Check the about section for the journal-title from which you are pulling the article. This will let you know if a journal peer-reviews articles submitted for publication.
Click the envelope icon to email an article to yourself.
Linking to resources is tricky, and some links will take you directly to the full-text while others do not, and this varies based on behind the scenes coding and linking syntax.
On the critical reading handout, the second step has the word SKIM. This is in about each of the 4 steps listed under preview. You are not to skim the entire article; instead, you are to skim the article using the 4 steps in the preview section -- targeted skimming.
You can use the peer-reviewed limit in any database to filter to peer-reviewed articles. The purpose of Ulrich’s is to help you determine if the journal you are reading is peer-reviewed.
First, locate an article, check the journal-title, then go to Ulrich’s to verify if the journal is peer-reviewed. Thi will give you a better idea if the journal has a peer-review process.
Please use the resources at the OWL Purdue for this or the American Psychological Association. If you need to make an appointment, I am happy to help. Here are some general guidelines:
An in-text citation appears in the full-text of your paper, or appears in your presentation if you are directly quoting text.
There are two ways to cite in-text narratively and parenthetically.
If you are writing a paragraph and within that paragraph, you reference the work of someone, this might occur as a narrative reference, here is an example:
Becker (2012), Lee (2016), and McAdoo (2017) wrote blog posts about APA Style.
A parenthetical example might come at the end of a sentence or within a sentence such as this example:
(Becker, 2012; Lee, 2016; McAdoo, 2017) and
You use the parens to indicate the work of the authors referred to in-text.
Here are links to other examples of in-text citations:
My go to book for understanding how to analyze papers is: Studying a study and testing a test: Reading evidence-based health research, by Richard K. Riegelman.
When you are reading a review article, you cite the authors of the actual review article. However, it is recommended that you go back to the original source, so in this case if you were to read an article listed in the review, and you use information from that article, cite the article not the review article. This can be confusing, but always ask questions, and reach out to me to make an appointment to discuss this topic further.
I would like to better understand what pertinent information in a research article is, and how to in-text cite.
Here are some links to help you with in-text citing:
What is pertinent in a research article will depend on the purpose for which you are using the article. As you read more articles, you will learn how to parse and gather the evidence needed for the question you are attempting to answer. If you want to talk more about this, please make an appointment.

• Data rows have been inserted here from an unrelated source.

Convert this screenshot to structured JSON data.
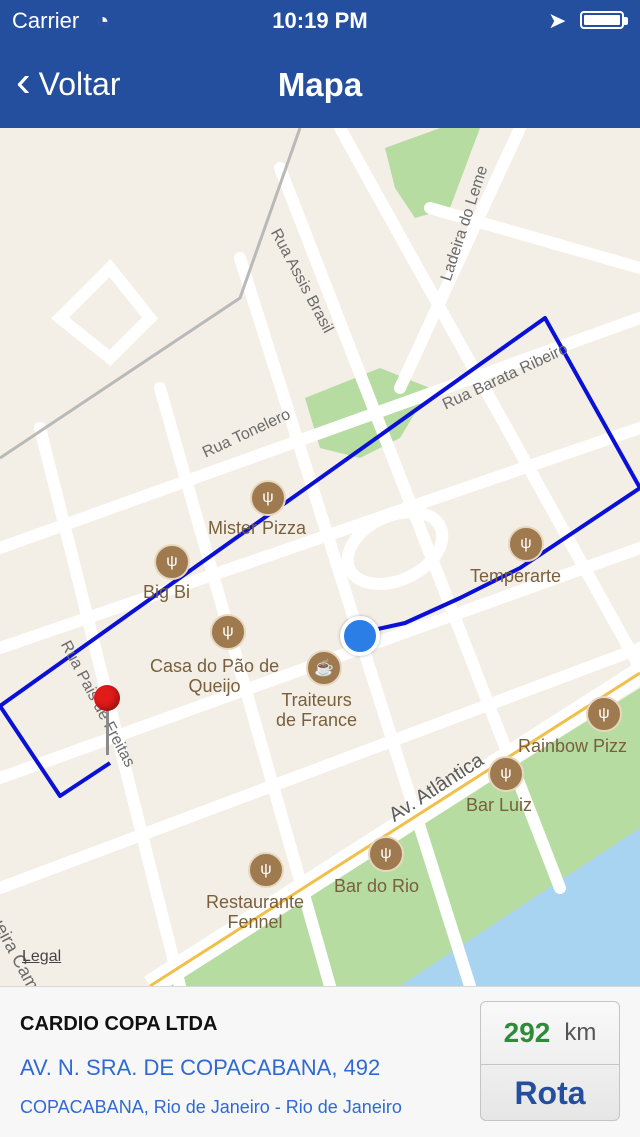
{
  "status_bar": {
    "carrier": "Carrier",
    "time": "10:19 PM"
  },
  "nav": {
    "back_label": "Voltar",
    "back_icon": "chevron-left-icon",
    "title": "Mapa"
  },
  "map": {
    "streets": [
      "Rua Assis Brasil",
      "Ladeira do Leme",
      "Rua Barata Ribeiro",
      "Rua Tonelero",
      "Av. Atlântica",
      "Rua Pais de Freitas",
      "Siqueira Campos"
    ],
    "pois": [
      {
        "label": "Mister Pizza"
      },
      {
        "label": "Big Bi"
      },
      {
        "label": "Casa do Pão de\nQueijo"
      },
      {
        "label": "Traiteurs\nde France"
      },
      {
        "label": "Temperarte"
      },
      {
        "label": "Rainbow Pizz"
      },
      {
        "label": "Bar Luiz"
      },
      {
        "label": "Bar do Rio"
      },
      {
        "label": "Restaurante\nFennel"
      }
    ],
    "legal": "Legal",
    "route_color": "#0a10d6",
    "beach_color": "#b6dca2",
    "sea_color": "#a9d4f1"
  },
  "footer": {
    "company": "CARDIO COPA LTDA",
    "address": "AV. N. SRA. DE COPACABANA, 492",
    "city": "COPACABANA, Rio de Janeiro - Rio de Janeiro",
    "distance_value": "292",
    "distance_unit": "km",
    "route_button": "Rota"
  }
}
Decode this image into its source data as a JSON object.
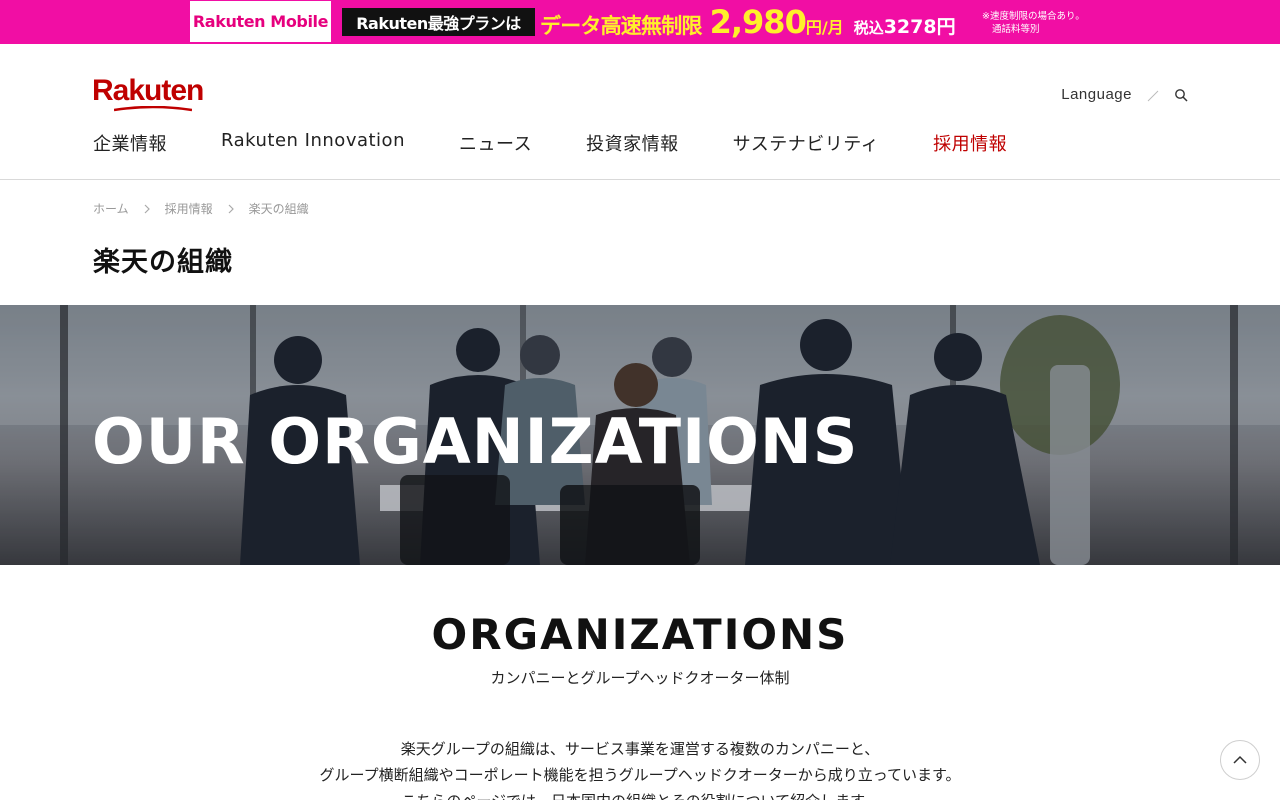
{
  "promo": {
    "brand": "Rakuten Mobile",
    "plan": "Rakuten最強プランは",
    "headline": "データ高速無制限",
    "price": "2,980",
    "price_unit": "円/月",
    "tax_label": "税込",
    "tax_price": "3278円",
    "note_line1": "※速度制限の場合あり。",
    "note_line2": "通話料等別",
    "colors": {
      "background": "#f10ea4",
      "highlight": "#ffef2b"
    }
  },
  "header": {
    "logo": "Rakuten",
    "language": "Language",
    "nav": [
      {
        "label": "企業情報",
        "active": false
      },
      {
        "label": "Rakuten Innovation",
        "active": false
      },
      {
        "label": "ニュース",
        "active": false
      },
      {
        "label": "投資家情報",
        "active": false
      },
      {
        "label": "サステナビリティ",
        "active": false
      },
      {
        "label": "採用情報",
        "active": true
      }
    ],
    "accent": "#bf0000"
  },
  "breadcrumb": [
    "ホーム",
    "採用情報",
    "楽天の組織"
  ],
  "page_title": "楽天の組織",
  "hero": {
    "title": "OUR ORGANIZATIONS"
  },
  "section": {
    "title": "ORGANIZATIONS",
    "subtitle": "カンパニーとグループヘッドクオーター体制",
    "body": [
      "楽天グループの組織は、サービス事業を運営する複数のカンパニーと、",
      "グループ横断組織やコーポレート機能を担うグループヘッドクオーターから成り立っています。",
      "こちらのページでは、日本国内の組織とその役割について紹介します。"
    ]
  },
  "icons": {
    "search": "search-icon",
    "to_top": "chevron-up-icon",
    "breadcrumb_sep": "chevron-right-icon"
  }
}
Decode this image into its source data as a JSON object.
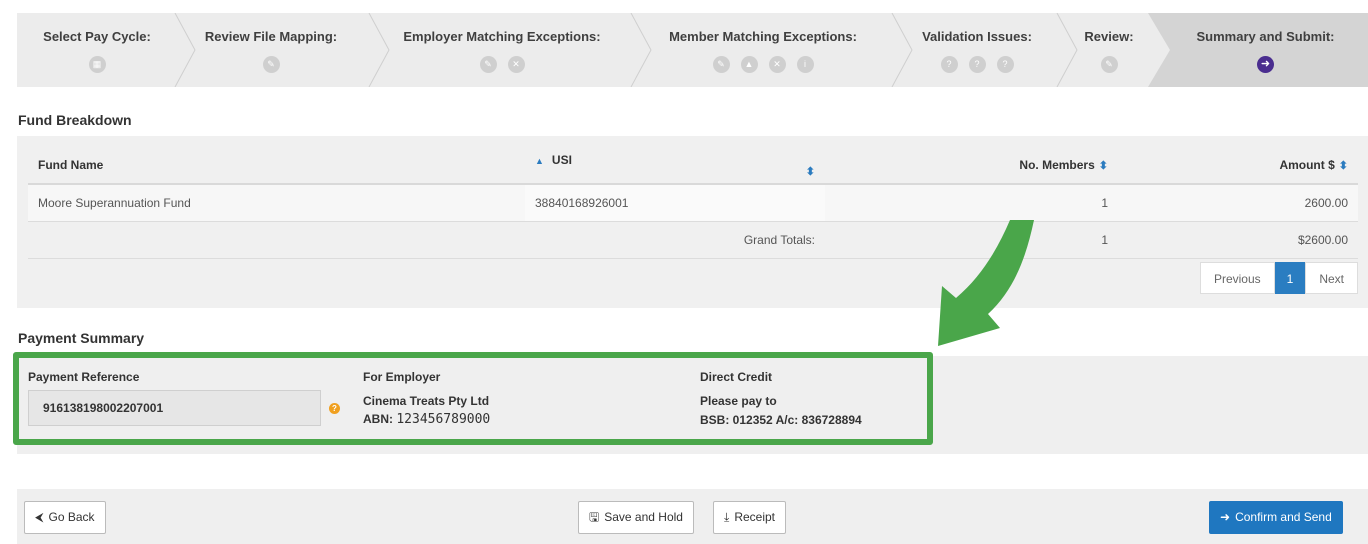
{
  "wizard": {
    "steps": [
      {
        "title": "Select Pay Cycle:",
        "icons": [
          "calendar-icon"
        ]
      },
      {
        "title": "Review File Mapping:",
        "icons": [
          "pin-icon"
        ]
      },
      {
        "title": "Employer Matching Exceptions:",
        "icons": [
          "pencil-icon",
          "close-icon"
        ]
      },
      {
        "title": "Member Matching Exceptions:",
        "icons": [
          "pencil-icon",
          "warning-icon",
          "close-icon",
          "info-icon"
        ]
      },
      {
        "title": "Validation Issues:",
        "icons": [
          "question-icon",
          "question-icon",
          "question-icon"
        ]
      },
      {
        "title": "Review:",
        "icons": [
          "edit-icon"
        ]
      },
      {
        "title": "Summary and Submit:",
        "icons": [
          "arrow-right-icon"
        ]
      }
    ]
  },
  "fund_breakdown": {
    "title": "Fund Breakdown",
    "columns": {
      "fund_name": "Fund Name",
      "usi": "USI",
      "members": "No. Members",
      "amount": "Amount $"
    },
    "rows": [
      {
        "fund_name": "Moore Superannuation Fund",
        "usi": "38840168926001",
        "members": "1",
        "amount": "2600.00"
      }
    ],
    "totals": {
      "label": "Grand Totals:",
      "members": "1",
      "amount": "$2600.00"
    },
    "pager": {
      "previous": "Previous",
      "page": "1",
      "next": "Next"
    }
  },
  "payment_summary": {
    "title": "Payment Summary",
    "reference_label": "Payment Reference",
    "reference_value": "916138198002207001",
    "employer_label": "For Employer",
    "employer_name": "Cinema Treats Pty Ltd",
    "abn_prefix": "ABN:",
    "abn_value": "123456789000",
    "credit_label": "Direct Credit",
    "credit_line1": "Please pay to",
    "credit_line2": "BSB: 012352 A/c: 836728894"
  },
  "footer": {
    "go_back": "Go Back",
    "save_hold": "Save and Hold",
    "receipt": "Receipt",
    "confirm": "Confirm and Send"
  },
  "colors": {
    "highlight": "#4aa64a",
    "primary": "#1f77c0",
    "active_step": "#4a2d8f"
  }
}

Learning to read critically is a long process that takes time. Please reach out for an individual appointment and I can guide you through the process of critically reading together. It will take at least 90 minutes to go through the process of a critical reading workshop. It takes years to learn how to read well critically so be patient with yourself.

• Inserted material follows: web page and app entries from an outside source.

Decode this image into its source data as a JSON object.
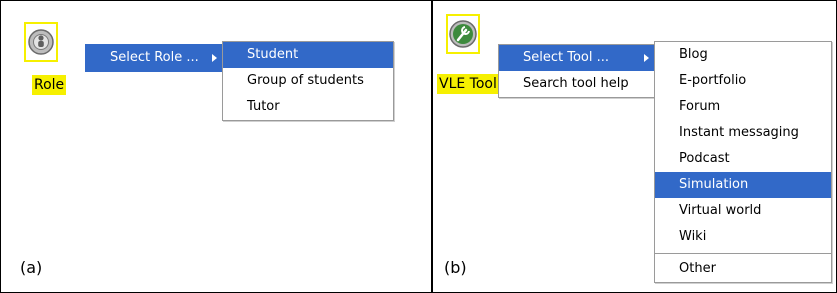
{
  "panel_a": {
    "icon_label": "Role",
    "submenu_label": "Select Role ...",
    "options": [
      "Student",
      "Group of students",
      "Tutor"
    ],
    "selected_option": "Student",
    "caption": "(a)"
  },
  "panel_b": {
    "icon_label": "VLE Tool",
    "menu_items": [
      "Select Tool ...",
      "Search tool help"
    ],
    "tools": [
      "Blog",
      "E-portfolio",
      "Forum",
      "Instant messaging",
      "Podcast",
      "Simulation",
      "Virtual world",
      "Wiki"
    ],
    "other_label": "Other",
    "selected_tool": "Simulation",
    "caption": "(b)"
  },
  "colors": {
    "highlight": "#3269c8",
    "icon_highlight": "#f6f000"
  }
}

I am not sure that I understand what you mean. If you are willing to talk further please, schedule an appointment and we can walk through your search process.

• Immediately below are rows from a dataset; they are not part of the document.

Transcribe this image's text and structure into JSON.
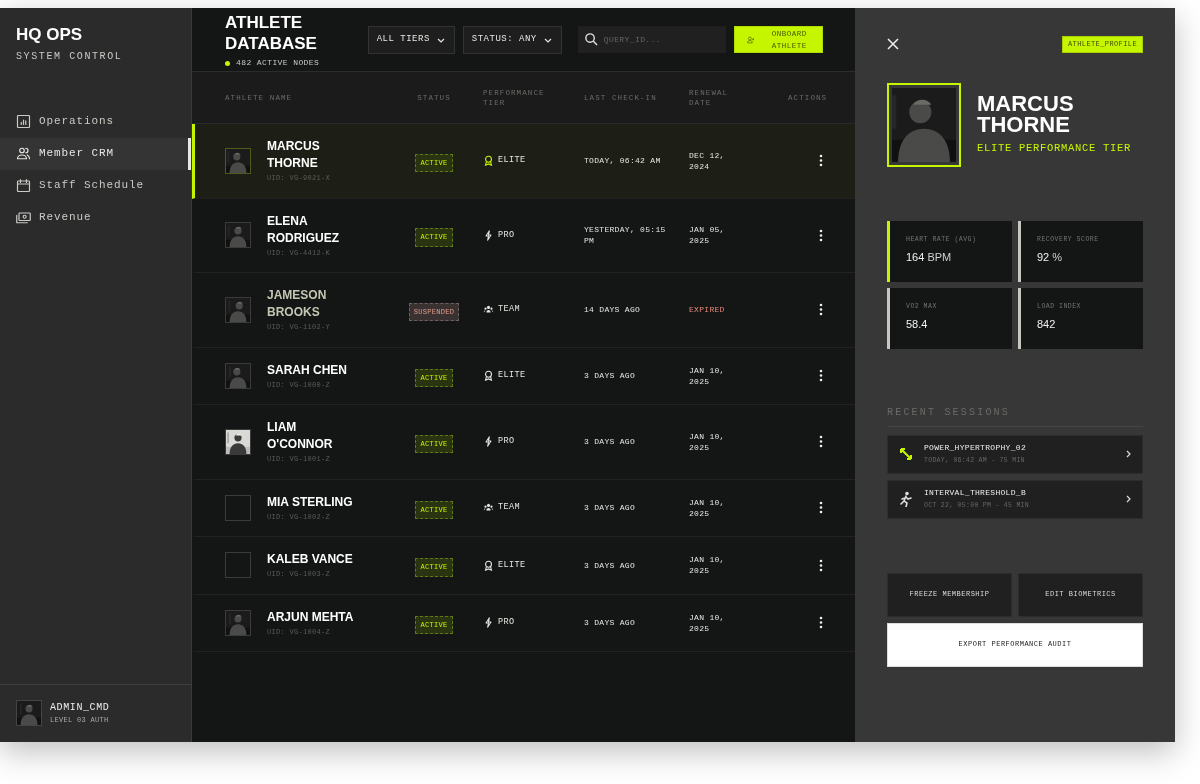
{
  "sidebar": {
    "brand": "HQ OPS",
    "subtitle": "SYSTEM CONTROL",
    "items": [
      {
        "label": "Operations",
        "selected": false
      },
      {
        "label": "Member CRM",
        "selected": true
      },
      {
        "label": "Staff Schedule",
        "selected": false
      },
      {
        "label": "Revenue",
        "selected": false
      }
    ],
    "user": {
      "name": "ADMIN_CMD",
      "role": "LEVEL 03 AUTH"
    }
  },
  "header": {
    "title": "ATHLETE DATABASE",
    "status": "482 ACTIVE NODES",
    "filters": [
      "ALL TIERS",
      "STATUS: ANY"
    ],
    "search": {
      "placeholder": "QUERY_ID..."
    },
    "button": "ONBOARD ATHLETE"
  },
  "table": {
    "columns": [
      "ATHLETE NAME",
      "STATUS",
      "PERFORMANCE TIER",
      "LAST CHECK-IN",
      "RENEWAL DATE",
      "ACTIONS"
    ],
    "rows": [
      {
        "name": "MARCUS THORNE",
        "uid": "UID: VG-9021-X",
        "photo": true,
        "status": {
          "label": "ACTIVE",
          "kind": "active"
        },
        "tier": {
          "label": "ELITE",
          "kind": "elite"
        },
        "check_in": "TODAY, 06:42 AM",
        "renewal": {
          "text": "DEC 12, 2024",
          "expired": false
        },
        "selected": true
      },
      {
        "name": "ELENA RODRIGUEZ",
        "uid": "UID: VG-4412-K",
        "photo": true,
        "status": {
          "label": "ACTIVE",
          "kind": "active"
        },
        "tier": {
          "label": "PRO",
          "kind": "pro"
        },
        "check_in": "YESTERDAY, 05:15 PM",
        "renewal": {
          "text": "JAN 05, 2025",
          "expired": false
        },
        "selected": false
      },
      {
        "name": "JAMESON BROOKS",
        "uid": "UID: VG-1102-Y",
        "photo": true,
        "status": {
          "label": "SUSPENDED",
          "kind": "suspended"
        },
        "tier": {
          "label": "TEAM",
          "kind": "team"
        },
        "check_in": "14 DAYS AGO",
        "renewal": {
          "text": "EXPIRED",
          "expired": true
        },
        "selected": false
      },
      {
        "name": "SARAH CHEN",
        "uid": "UID: VG-1000-Z",
        "photo": true,
        "status": {
          "label": "ACTIVE",
          "kind": "active"
        },
        "tier": {
          "label": "ELITE",
          "kind": "elite"
        },
        "check_in": "3 DAYS AGO",
        "renewal": {
          "text": "JAN 10, 2025",
          "expired": false
        },
        "selected": false
      },
      {
        "name": "LIAM O'CONNOR",
        "uid": "UID: VG-1001-Z",
        "photo": true,
        "status": {
          "label": "ACTIVE",
          "kind": "active"
        },
        "tier": {
          "label": "PRO",
          "kind": "pro"
        },
        "check_in": "3 DAYS AGO",
        "renewal": {
          "text": "JAN 10, 2025",
          "expired": false
        },
        "selected": false
      },
      {
        "name": "MIA STERLING",
        "uid": "UID: VG-1002-Z",
        "photo": false,
        "status": {
          "label": "ACTIVE",
          "kind": "active"
        },
        "tier": {
          "label": "TEAM",
          "kind": "team"
        },
        "check_in": "3 DAYS AGO",
        "renewal": {
          "text": "JAN 10, 2025",
          "expired": false
        },
        "selected": false
      },
      {
        "name": "KALEB VANCE",
        "uid": "UID: VG-1003-Z",
        "photo": false,
        "status": {
          "label": "ACTIVE",
          "kind": "active"
        },
        "tier": {
          "label": "ELITE",
          "kind": "elite"
        },
        "check_in": "3 DAYS AGO",
        "renewal": {
          "text": "JAN 10, 2025",
          "expired": false
        },
        "selected": false
      },
      {
        "name": "ARJUN MEHTA",
        "uid": "UID: VG-1004-Z",
        "photo": true,
        "status": {
          "label": "ACTIVE",
          "kind": "active"
        },
        "tier": {
          "label": "PRO",
          "kind": "pro"
        },
        "check_in": "3 DAYS AGO",
        "renewal": {
          "text": "JAN 10, 2025",
          "expired": false
        },
        "selected": false
      }
    ]
  },
  "profile": {
    "tag": "ATHLETE_PROFILE",
    "name": "MARCUS THORNE",
    "tier": "ELITE PERFORMANCE TIER",
    "metrics": [
      {
        "label": "HEART RATE (AVG)",
        "value": "164",
        "unit": "BPM",
        "highlighted": true
      },
      {
        "label": "RECOVERY SCORE",
        "value": "92",
        "unit": "%",
        "highlighted": false
      },
      {
        "label": "VO2 MAX",
        "value": "58.4",
        "highlighted": false
      },
      {
        "label": "LOAD INDEX",
        "value": "842",
        "highlighted": false
      }
    ],
    "sessions_title": "RECENT SESSIONS",
    "sessions": [
      {
        "name": "POWER_HYPERTROPHY_02",
        "meta": "TODAY, 06:42 AM - 75 MIN",
        "kind": "strength"
      },
      {
        "name": "INTERVAL_THRESHOLD_B",
        "meta": "OCT 22, 05:00 PM - 45 MIN",
        "kind": "run"
      }
    ],
    "actions": [
      {
        "label": "FREEZE MEMBERSHIP",
        "kind": "secondary"
      },
      {
        "label": "EDIT BIOMETRICS",
        "kind": "secondary"
      },
      {
        "label": "EXPORT PERFORMANCE AUDIT",
        "kind": "primary"
      }
    ]
  }
}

Again, how to read literature is a skill developed over time. Read the book I recommended, Studying a study and testing a test: Reading evidence-based health research, by Richard K. Riegelman
Again, I think this comes with skill; it is difficult to know if an article is bad if you are unfamiliar with the ways to evaluate methods, study design, etc. The more you read and learn you will become better at this, is what I can offer as advice.
Locating articles is a difficult process and it takes time. If you would like to schedule an appointment with me, we can talk more about how to develop better search queries to help you locate articles.
A doi is included at the end of your reference if available. Include all of the information found in the article for the doi along with the url so your reader can link back to the article you are citing. See the example below or use the OWL Purdue. If you need in-person help, please schedule an appointment.
Wong, C., & Kasari, C. (2012). Play and joint attention of children with autism in the preschool special education classroom. Journal of Autism and Developmental Disorders, 42(10), 2152-2161. https://doi.org/10.1007/s10803-012-1467-2
My understanding is that you all get this type of instruction throughout your program. So I’m curious to learn what would you like to see that is mandatory.
Know the title of the journal you are looking for? Use the UNLV print and online journal subscriptions search to see if the University Libraries has a subscription. See the A-to-Z Journal List to locate specific titles. Below are a few Peer-Reviewed Journal Titles you can search to locate research articles: